Scanning the entries below, copy every line that contains the word "Secteur".

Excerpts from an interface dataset
=-=-=
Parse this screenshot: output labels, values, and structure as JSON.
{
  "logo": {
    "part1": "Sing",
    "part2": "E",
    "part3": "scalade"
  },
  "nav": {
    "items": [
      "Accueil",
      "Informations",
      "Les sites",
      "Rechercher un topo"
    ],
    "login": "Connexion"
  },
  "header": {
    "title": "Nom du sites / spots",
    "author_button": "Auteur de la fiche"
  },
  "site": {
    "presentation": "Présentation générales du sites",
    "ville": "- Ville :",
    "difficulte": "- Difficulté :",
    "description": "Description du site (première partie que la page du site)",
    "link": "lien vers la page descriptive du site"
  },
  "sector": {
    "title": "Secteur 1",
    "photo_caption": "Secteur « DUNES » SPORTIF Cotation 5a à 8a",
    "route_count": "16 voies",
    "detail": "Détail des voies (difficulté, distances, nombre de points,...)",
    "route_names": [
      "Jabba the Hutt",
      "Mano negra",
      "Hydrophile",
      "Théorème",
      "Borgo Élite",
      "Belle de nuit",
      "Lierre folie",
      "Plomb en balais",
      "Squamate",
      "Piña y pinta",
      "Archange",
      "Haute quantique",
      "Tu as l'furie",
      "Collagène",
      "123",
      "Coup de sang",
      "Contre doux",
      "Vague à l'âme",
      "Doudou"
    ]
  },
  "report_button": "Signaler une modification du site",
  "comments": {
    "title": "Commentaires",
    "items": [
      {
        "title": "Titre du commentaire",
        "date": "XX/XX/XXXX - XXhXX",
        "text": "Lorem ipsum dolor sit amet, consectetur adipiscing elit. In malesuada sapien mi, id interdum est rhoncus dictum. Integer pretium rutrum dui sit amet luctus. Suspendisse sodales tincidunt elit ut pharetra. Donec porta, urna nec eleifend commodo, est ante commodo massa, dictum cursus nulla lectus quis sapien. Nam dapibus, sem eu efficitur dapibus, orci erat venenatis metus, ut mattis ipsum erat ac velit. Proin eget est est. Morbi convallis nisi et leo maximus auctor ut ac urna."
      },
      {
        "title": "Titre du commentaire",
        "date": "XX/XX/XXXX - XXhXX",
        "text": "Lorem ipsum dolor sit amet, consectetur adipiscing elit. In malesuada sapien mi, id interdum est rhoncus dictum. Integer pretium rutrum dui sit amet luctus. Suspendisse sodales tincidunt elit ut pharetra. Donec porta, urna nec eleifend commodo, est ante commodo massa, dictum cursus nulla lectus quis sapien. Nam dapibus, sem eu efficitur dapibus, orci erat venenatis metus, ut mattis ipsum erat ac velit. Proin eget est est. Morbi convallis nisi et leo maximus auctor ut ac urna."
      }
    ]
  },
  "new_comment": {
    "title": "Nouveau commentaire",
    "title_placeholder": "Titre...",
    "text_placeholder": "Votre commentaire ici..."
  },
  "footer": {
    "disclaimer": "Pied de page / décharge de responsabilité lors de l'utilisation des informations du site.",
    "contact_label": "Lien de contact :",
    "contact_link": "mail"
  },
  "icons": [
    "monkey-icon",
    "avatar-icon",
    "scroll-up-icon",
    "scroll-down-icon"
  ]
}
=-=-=
- _ANSWER TO THIS PROBLEM_:
    "title": "Secteur 1",
    "photo_caption": "Secteur « DUNES » SPORTIF Cotation 5a à 8a",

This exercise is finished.